_Records provided_:
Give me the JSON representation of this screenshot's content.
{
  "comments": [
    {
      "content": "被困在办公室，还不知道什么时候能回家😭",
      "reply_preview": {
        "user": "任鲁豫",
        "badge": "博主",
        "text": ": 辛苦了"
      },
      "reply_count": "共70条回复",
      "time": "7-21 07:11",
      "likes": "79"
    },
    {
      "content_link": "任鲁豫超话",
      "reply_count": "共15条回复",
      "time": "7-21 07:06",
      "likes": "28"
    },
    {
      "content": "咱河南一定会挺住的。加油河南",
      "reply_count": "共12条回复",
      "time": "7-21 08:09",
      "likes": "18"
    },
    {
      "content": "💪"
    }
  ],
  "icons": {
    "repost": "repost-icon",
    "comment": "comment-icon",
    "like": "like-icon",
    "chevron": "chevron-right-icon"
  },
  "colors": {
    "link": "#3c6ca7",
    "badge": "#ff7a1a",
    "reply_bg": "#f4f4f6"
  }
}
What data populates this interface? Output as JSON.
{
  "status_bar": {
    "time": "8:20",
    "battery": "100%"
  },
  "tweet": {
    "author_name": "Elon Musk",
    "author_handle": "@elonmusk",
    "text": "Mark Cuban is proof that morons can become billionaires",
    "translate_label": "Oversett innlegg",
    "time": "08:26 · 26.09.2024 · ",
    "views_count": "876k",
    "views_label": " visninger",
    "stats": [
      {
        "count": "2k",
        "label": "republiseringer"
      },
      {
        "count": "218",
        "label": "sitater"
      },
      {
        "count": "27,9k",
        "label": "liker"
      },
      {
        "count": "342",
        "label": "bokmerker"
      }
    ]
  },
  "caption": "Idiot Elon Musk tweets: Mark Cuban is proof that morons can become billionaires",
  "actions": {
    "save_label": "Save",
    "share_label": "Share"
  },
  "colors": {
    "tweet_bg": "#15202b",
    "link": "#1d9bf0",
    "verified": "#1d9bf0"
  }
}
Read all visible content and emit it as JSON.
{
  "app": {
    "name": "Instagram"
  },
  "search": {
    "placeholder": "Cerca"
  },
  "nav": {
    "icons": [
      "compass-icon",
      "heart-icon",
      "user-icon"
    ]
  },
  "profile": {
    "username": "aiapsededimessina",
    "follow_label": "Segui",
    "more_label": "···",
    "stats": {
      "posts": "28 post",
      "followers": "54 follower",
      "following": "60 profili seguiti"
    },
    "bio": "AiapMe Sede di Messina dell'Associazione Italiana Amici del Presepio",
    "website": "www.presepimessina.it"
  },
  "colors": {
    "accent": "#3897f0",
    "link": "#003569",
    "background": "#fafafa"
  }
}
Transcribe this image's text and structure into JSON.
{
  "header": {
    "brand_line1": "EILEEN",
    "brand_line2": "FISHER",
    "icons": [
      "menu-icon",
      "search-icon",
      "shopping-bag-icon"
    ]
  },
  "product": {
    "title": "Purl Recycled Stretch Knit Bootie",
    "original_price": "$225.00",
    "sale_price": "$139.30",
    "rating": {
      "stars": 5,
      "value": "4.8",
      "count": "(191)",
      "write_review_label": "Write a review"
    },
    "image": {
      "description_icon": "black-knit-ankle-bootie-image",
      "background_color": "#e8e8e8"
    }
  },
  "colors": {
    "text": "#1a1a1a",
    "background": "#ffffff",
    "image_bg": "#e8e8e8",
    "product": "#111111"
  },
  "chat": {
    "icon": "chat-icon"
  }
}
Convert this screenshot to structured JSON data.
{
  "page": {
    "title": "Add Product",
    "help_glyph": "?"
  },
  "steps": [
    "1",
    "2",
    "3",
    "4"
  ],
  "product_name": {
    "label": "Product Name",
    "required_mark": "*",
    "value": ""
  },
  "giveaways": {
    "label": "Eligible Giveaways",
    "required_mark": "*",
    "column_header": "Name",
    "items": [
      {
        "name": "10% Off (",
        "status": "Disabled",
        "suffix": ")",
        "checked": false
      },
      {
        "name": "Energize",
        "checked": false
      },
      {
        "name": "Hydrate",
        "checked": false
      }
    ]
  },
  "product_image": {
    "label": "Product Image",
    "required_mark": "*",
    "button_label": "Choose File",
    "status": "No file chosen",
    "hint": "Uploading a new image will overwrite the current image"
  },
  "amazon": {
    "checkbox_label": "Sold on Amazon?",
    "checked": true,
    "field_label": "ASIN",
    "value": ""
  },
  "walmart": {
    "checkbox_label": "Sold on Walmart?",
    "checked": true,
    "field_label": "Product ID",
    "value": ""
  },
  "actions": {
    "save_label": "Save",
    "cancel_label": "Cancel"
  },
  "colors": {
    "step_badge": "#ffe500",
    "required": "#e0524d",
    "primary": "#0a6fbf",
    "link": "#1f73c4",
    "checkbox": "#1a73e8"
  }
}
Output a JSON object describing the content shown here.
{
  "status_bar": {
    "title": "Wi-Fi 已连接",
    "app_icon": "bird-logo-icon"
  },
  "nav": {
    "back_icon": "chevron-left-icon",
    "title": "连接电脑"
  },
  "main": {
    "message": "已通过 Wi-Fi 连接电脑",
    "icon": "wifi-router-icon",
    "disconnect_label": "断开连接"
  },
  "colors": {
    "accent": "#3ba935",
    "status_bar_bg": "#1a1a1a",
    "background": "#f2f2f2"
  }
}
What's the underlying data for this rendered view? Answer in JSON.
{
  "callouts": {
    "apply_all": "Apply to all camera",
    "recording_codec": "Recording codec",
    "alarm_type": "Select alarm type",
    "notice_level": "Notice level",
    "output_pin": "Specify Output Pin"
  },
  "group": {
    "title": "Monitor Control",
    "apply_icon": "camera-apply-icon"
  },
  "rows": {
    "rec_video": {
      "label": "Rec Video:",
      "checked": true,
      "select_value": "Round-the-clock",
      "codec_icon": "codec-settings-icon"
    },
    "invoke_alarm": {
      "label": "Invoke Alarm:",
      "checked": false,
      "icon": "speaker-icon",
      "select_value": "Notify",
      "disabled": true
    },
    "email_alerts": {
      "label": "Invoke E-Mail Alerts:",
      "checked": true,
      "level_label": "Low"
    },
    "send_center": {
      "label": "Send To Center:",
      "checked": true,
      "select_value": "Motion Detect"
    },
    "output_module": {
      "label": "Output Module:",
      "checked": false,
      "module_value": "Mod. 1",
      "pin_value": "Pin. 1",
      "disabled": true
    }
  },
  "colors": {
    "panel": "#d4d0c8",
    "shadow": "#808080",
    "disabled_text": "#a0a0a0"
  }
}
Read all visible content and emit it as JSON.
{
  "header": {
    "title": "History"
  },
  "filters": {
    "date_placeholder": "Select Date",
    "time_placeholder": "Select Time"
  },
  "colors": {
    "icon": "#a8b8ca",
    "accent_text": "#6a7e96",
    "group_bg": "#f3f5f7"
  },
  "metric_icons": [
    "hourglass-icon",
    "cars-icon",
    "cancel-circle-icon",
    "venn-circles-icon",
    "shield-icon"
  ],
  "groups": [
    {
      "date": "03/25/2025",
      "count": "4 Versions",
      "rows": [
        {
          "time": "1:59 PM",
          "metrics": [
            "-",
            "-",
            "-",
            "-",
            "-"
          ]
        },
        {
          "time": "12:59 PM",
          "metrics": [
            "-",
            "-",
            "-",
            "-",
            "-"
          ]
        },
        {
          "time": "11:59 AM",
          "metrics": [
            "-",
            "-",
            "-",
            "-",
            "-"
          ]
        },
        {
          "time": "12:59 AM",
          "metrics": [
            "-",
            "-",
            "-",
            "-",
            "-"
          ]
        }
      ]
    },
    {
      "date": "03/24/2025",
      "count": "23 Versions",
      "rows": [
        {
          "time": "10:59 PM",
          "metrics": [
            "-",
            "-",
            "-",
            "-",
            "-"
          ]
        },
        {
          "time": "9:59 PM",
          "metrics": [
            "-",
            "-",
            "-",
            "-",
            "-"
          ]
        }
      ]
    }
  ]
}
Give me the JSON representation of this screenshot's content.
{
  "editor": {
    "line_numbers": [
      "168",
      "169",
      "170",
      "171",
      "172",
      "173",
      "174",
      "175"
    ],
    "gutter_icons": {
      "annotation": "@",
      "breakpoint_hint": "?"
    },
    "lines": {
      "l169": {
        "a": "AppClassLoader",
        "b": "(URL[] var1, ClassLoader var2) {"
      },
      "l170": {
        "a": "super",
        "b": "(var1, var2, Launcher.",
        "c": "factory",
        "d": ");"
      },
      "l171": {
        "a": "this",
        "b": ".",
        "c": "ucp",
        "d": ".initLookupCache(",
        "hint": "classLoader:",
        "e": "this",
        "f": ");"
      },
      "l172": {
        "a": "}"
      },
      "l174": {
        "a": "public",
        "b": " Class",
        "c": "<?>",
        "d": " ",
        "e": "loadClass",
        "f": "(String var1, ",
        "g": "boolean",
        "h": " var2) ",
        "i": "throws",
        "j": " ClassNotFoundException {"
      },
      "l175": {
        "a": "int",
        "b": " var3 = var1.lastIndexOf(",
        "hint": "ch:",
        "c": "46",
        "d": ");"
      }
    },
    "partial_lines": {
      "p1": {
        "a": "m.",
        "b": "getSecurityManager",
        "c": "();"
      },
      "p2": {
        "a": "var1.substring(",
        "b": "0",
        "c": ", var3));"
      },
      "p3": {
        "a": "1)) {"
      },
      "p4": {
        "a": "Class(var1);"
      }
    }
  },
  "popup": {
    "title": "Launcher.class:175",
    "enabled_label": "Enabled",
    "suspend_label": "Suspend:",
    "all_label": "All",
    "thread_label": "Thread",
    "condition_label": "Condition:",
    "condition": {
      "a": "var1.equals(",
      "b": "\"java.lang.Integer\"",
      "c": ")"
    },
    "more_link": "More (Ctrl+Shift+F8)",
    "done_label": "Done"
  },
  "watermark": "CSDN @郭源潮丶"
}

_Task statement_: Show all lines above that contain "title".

_Response_:
    "title": "Purl Recycled Stretch Knit Bootie",
    "title": "Add Product",
    "title": "Wi-Fi 已连接",
    "title": "连接电脑"
    "title": "Monitor Control",
    "title": "History"
    "title": "Launcher.class:175",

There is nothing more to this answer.